Task item: Wherever the string "into" shows up in the data below, copy the whole line.

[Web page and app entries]
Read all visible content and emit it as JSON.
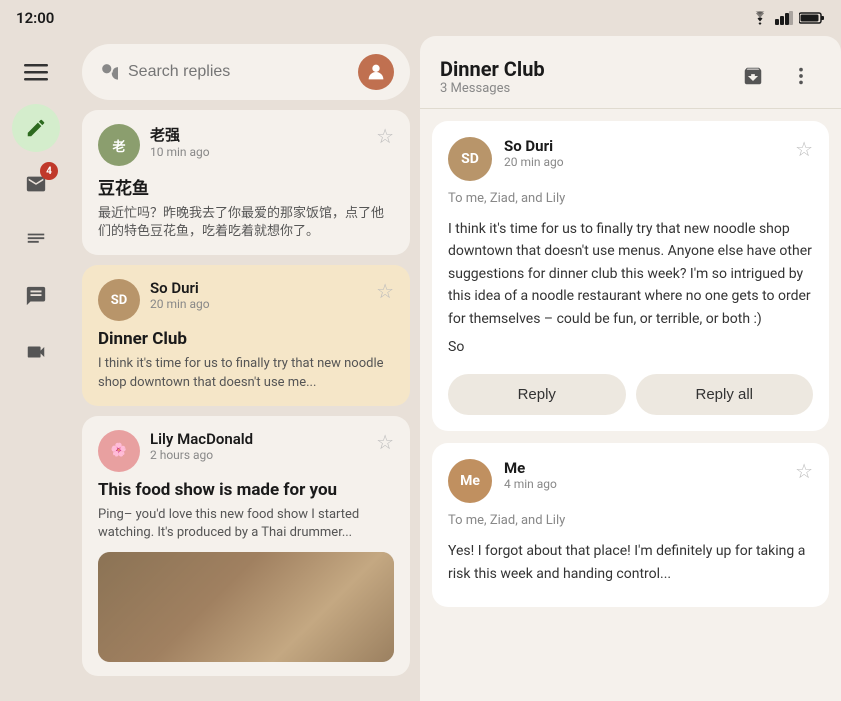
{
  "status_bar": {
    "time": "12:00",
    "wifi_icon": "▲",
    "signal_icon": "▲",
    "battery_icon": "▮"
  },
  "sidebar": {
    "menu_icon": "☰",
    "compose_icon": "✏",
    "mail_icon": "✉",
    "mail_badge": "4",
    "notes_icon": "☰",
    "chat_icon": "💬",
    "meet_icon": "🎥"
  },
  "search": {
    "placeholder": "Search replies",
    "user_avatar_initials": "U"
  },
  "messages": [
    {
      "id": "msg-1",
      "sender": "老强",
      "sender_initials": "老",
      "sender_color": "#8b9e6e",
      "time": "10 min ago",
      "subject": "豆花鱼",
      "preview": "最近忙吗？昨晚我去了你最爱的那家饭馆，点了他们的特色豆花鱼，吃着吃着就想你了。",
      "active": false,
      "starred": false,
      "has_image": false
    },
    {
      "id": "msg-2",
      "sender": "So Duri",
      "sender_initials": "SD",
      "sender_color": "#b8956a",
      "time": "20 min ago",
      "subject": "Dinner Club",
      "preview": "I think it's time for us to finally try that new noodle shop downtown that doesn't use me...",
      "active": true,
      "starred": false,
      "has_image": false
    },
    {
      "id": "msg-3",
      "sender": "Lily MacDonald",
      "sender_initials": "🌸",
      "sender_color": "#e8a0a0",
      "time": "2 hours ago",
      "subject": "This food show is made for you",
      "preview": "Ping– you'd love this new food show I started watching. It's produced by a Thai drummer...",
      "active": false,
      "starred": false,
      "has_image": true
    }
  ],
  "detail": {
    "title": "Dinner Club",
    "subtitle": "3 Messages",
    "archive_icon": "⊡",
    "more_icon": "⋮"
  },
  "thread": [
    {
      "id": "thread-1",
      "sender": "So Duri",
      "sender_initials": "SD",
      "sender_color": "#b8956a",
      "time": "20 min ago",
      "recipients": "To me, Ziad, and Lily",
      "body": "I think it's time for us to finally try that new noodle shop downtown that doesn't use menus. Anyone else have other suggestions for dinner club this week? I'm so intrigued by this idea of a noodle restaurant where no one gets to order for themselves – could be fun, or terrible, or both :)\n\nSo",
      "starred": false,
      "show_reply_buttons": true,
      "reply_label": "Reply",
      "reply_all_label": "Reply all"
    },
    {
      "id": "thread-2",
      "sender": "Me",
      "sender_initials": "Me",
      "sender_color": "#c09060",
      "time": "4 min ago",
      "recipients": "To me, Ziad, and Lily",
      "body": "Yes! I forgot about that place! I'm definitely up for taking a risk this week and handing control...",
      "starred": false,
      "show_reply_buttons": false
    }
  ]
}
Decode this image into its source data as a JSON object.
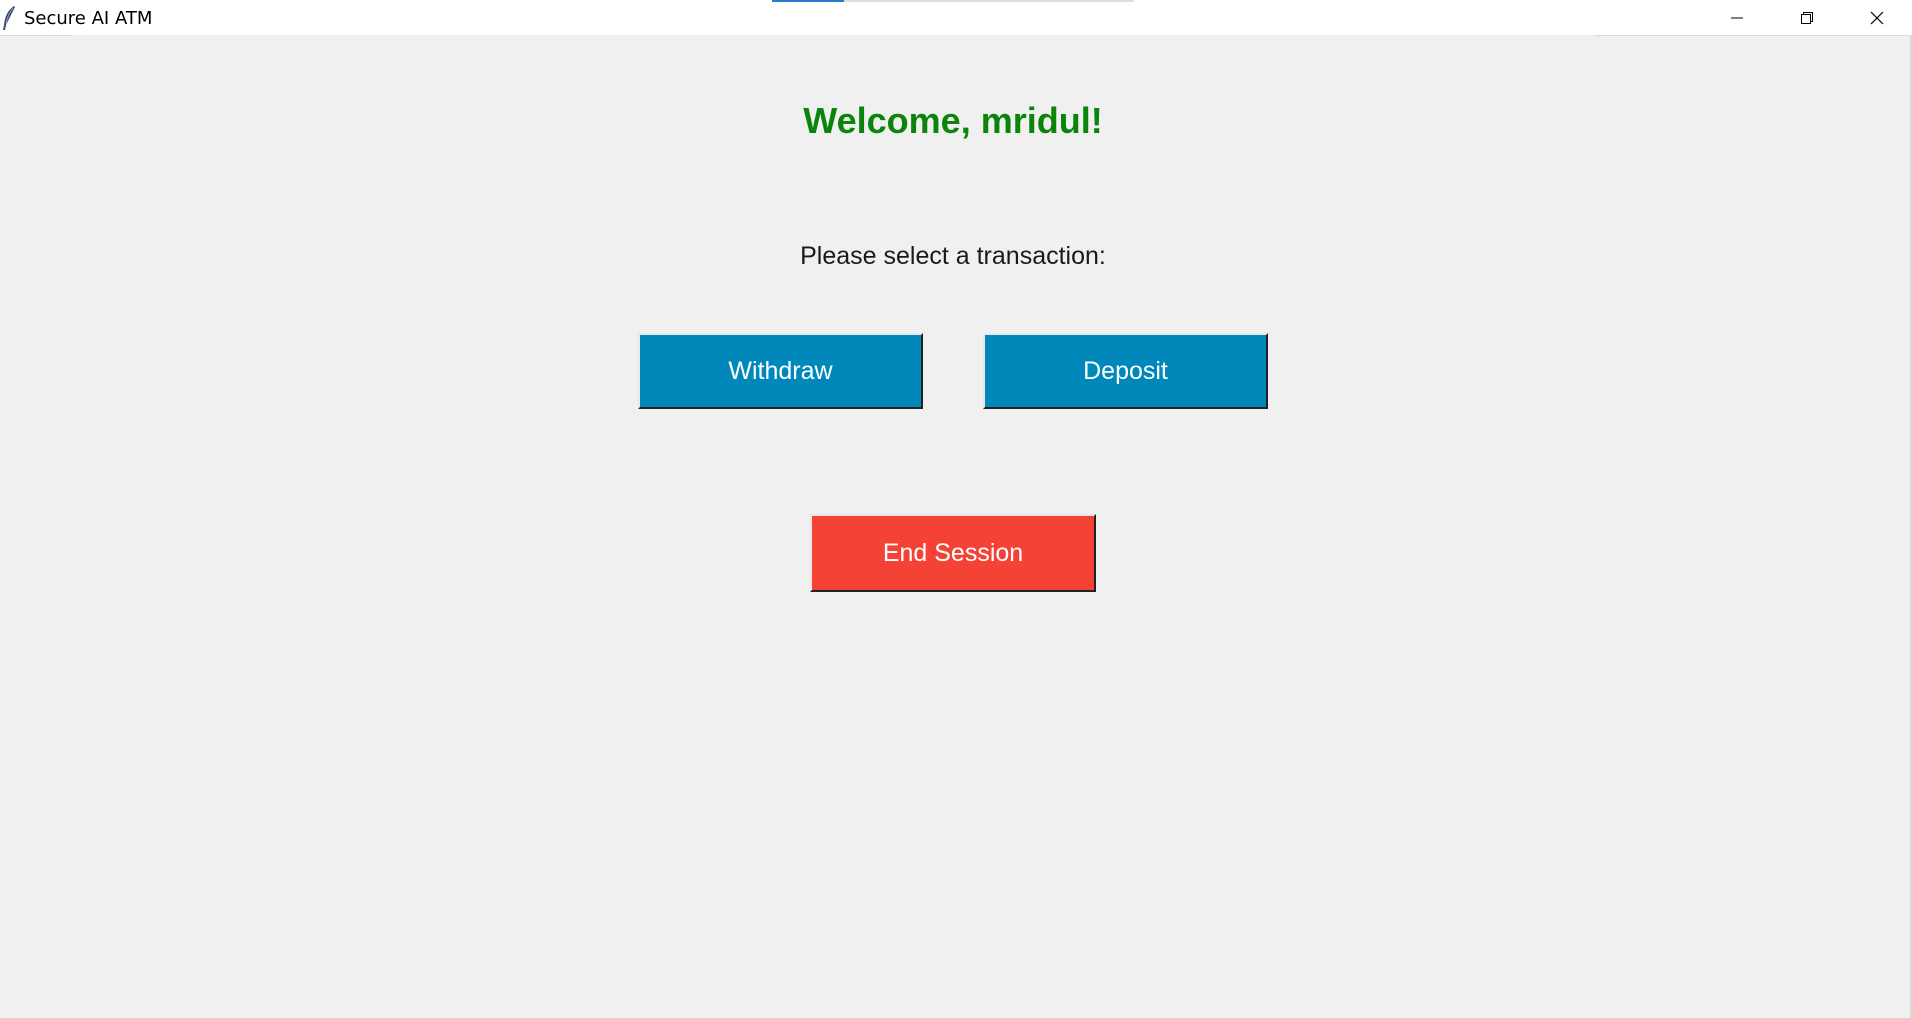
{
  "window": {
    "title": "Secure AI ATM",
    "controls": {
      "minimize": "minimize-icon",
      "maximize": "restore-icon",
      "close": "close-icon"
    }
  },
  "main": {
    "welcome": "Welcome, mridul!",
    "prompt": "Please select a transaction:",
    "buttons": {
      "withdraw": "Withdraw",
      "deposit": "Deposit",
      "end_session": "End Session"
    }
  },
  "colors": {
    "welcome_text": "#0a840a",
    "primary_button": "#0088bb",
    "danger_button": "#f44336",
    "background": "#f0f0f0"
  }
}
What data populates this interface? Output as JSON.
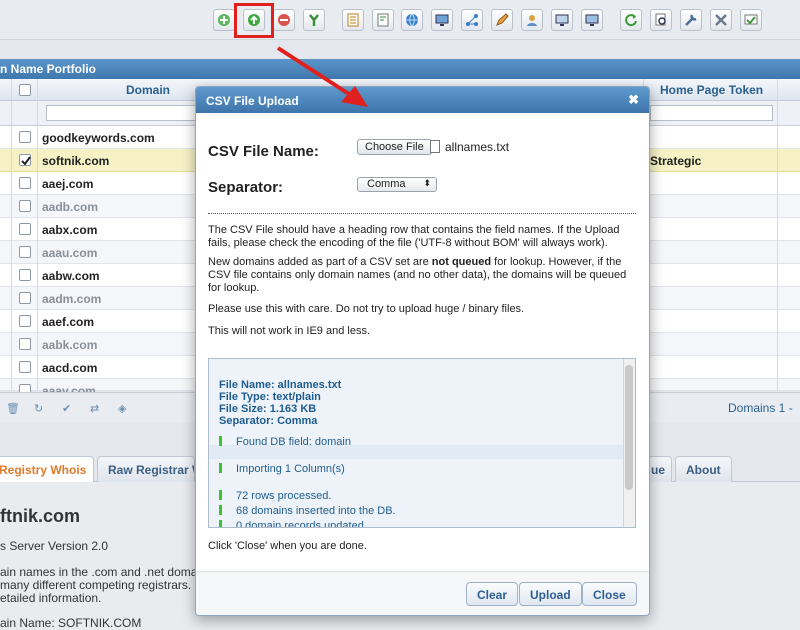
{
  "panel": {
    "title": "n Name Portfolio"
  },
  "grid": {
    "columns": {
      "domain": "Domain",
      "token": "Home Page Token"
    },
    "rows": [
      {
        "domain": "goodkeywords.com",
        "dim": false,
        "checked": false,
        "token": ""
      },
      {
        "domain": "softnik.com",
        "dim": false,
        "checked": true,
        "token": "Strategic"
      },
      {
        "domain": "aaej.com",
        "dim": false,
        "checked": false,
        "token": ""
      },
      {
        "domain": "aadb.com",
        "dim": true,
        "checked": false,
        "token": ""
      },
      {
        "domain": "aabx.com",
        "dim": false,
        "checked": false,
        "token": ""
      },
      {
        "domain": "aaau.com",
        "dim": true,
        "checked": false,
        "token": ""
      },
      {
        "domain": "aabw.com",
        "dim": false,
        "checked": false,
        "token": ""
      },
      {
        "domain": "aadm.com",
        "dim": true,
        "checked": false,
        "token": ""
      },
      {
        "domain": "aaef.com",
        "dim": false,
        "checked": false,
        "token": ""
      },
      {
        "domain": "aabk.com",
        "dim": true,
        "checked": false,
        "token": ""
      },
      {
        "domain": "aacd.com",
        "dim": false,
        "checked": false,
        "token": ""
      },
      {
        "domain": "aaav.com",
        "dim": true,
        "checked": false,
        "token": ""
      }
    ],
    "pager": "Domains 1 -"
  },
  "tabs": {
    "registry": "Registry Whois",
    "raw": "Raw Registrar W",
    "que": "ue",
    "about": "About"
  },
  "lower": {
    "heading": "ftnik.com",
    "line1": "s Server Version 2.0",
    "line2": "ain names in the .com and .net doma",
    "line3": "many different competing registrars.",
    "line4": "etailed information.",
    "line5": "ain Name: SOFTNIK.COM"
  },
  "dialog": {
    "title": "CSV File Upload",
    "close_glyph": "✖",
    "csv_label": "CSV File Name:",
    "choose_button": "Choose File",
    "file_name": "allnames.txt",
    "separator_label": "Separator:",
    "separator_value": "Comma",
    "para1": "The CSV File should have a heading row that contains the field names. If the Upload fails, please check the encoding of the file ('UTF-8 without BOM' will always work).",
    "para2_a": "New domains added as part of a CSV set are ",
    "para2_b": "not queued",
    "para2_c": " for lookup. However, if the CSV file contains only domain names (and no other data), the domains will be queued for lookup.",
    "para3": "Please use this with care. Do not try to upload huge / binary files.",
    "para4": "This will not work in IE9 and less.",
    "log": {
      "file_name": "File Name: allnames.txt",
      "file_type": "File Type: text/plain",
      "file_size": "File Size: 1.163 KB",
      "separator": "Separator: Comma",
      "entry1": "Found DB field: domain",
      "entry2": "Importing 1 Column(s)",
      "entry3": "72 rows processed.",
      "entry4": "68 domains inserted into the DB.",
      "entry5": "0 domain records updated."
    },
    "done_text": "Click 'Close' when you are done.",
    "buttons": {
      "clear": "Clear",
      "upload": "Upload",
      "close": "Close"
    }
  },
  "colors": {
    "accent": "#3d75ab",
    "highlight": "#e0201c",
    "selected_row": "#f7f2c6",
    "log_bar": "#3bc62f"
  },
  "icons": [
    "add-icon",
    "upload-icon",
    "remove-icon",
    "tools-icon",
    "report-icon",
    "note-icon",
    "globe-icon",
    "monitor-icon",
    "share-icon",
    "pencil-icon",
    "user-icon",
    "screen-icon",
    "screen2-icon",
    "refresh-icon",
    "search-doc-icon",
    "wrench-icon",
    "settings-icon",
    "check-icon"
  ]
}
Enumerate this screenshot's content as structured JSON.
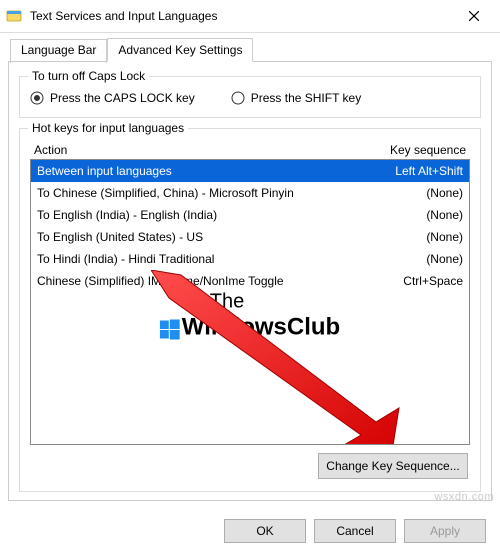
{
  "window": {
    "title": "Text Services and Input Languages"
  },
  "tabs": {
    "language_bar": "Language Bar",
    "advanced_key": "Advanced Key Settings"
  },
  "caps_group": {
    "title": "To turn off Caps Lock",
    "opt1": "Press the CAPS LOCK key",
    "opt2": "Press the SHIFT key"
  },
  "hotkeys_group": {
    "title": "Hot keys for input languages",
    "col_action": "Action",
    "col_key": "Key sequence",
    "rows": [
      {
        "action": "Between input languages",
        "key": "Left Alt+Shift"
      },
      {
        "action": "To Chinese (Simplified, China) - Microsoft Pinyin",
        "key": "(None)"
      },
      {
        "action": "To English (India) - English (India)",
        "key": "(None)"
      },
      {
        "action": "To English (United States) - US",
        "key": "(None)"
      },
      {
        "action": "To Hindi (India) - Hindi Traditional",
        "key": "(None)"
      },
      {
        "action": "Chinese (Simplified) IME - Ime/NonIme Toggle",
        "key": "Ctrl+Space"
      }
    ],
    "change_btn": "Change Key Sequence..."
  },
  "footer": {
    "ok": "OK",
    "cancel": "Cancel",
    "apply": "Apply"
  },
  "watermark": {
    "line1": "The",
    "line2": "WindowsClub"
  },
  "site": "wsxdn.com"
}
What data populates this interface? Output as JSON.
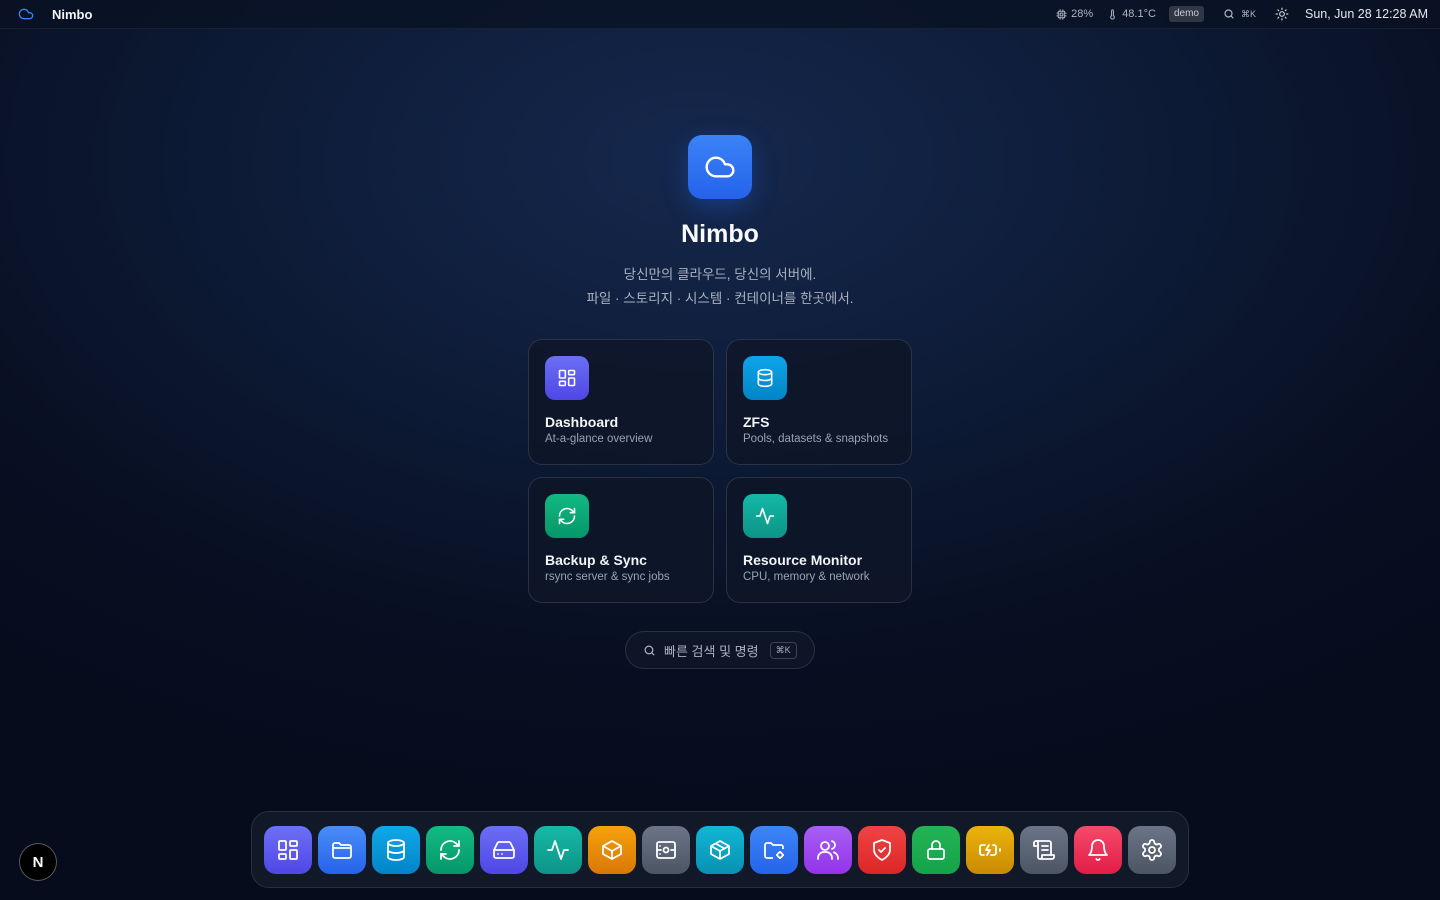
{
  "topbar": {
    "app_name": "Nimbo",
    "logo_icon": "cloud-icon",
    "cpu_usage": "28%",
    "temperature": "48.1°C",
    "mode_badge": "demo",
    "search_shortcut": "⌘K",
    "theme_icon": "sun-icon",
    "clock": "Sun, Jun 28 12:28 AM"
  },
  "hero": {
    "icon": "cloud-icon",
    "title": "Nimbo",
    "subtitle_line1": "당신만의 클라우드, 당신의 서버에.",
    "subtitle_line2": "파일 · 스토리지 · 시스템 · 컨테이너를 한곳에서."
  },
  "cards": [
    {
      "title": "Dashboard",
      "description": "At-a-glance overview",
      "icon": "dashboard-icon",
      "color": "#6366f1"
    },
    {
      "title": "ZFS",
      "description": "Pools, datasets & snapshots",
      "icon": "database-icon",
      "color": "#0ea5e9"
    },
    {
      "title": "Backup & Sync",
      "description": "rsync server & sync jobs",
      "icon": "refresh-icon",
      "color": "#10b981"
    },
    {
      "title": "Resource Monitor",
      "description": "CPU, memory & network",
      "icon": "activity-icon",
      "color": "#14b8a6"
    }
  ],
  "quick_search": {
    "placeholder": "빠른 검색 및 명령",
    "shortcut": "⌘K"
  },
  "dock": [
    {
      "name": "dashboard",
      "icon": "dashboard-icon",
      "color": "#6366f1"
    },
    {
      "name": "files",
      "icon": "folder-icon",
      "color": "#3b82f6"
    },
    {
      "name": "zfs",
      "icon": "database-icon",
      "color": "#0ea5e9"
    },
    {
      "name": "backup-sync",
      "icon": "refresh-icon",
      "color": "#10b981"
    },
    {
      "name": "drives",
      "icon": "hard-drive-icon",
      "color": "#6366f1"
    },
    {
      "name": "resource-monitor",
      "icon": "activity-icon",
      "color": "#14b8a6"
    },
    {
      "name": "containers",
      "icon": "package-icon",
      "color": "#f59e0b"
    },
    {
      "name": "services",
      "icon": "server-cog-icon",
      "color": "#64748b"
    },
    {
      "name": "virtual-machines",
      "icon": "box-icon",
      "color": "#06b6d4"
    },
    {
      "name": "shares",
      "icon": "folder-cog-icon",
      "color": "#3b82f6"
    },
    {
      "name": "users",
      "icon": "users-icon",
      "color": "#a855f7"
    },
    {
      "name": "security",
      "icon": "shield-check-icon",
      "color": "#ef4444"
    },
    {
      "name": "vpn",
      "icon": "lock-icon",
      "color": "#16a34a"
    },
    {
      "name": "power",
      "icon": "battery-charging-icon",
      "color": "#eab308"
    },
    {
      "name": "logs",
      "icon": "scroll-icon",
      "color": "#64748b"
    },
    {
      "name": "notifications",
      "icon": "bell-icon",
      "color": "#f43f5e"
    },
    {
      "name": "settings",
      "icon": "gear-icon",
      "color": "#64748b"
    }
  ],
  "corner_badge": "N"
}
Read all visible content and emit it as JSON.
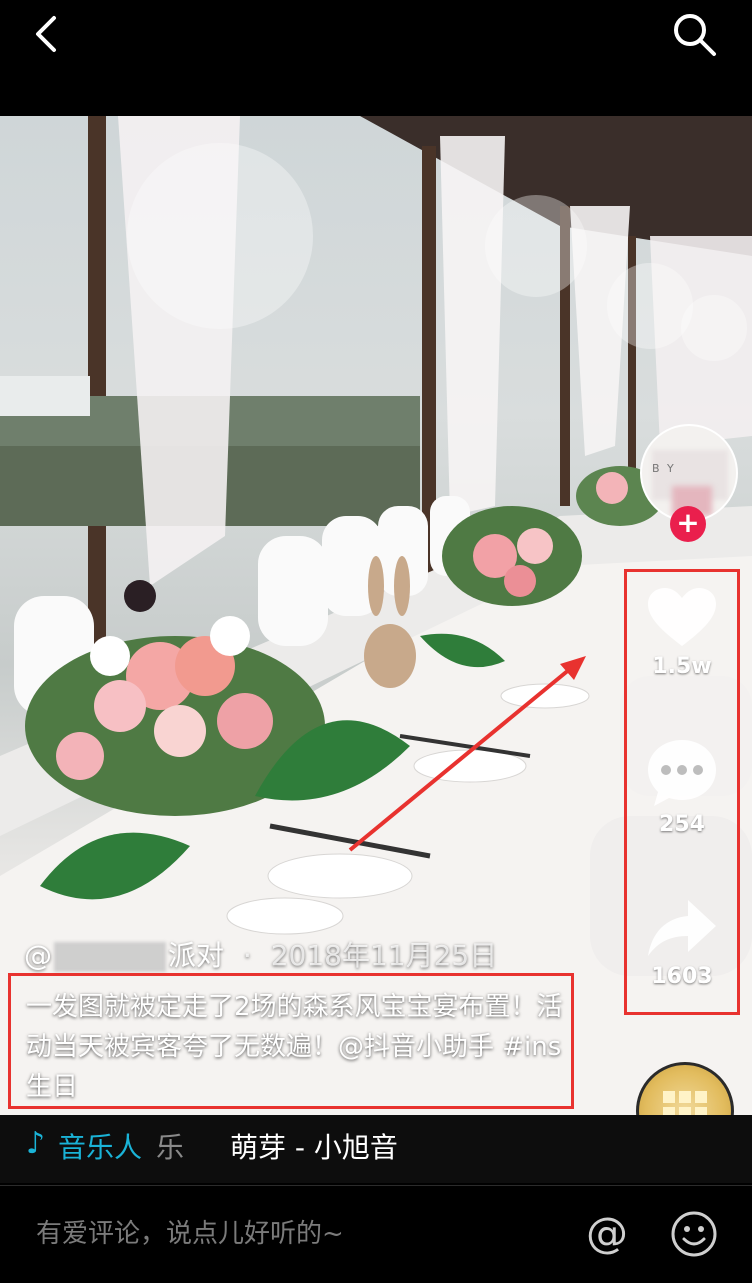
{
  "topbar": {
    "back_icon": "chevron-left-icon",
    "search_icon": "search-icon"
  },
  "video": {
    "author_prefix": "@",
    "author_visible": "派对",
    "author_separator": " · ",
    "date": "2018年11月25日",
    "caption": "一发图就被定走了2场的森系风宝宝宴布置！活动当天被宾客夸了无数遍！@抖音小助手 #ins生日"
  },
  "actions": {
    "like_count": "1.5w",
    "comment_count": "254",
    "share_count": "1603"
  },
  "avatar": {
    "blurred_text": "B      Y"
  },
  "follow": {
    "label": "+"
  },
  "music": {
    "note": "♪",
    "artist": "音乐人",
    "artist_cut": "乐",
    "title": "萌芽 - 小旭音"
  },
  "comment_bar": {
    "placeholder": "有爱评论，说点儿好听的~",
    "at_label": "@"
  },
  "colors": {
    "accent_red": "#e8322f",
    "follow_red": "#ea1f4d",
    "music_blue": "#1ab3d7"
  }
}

Exercise result:
Decode this image into its source data as a JSON object.
      "entry4": "68 domains inserted into the DB.",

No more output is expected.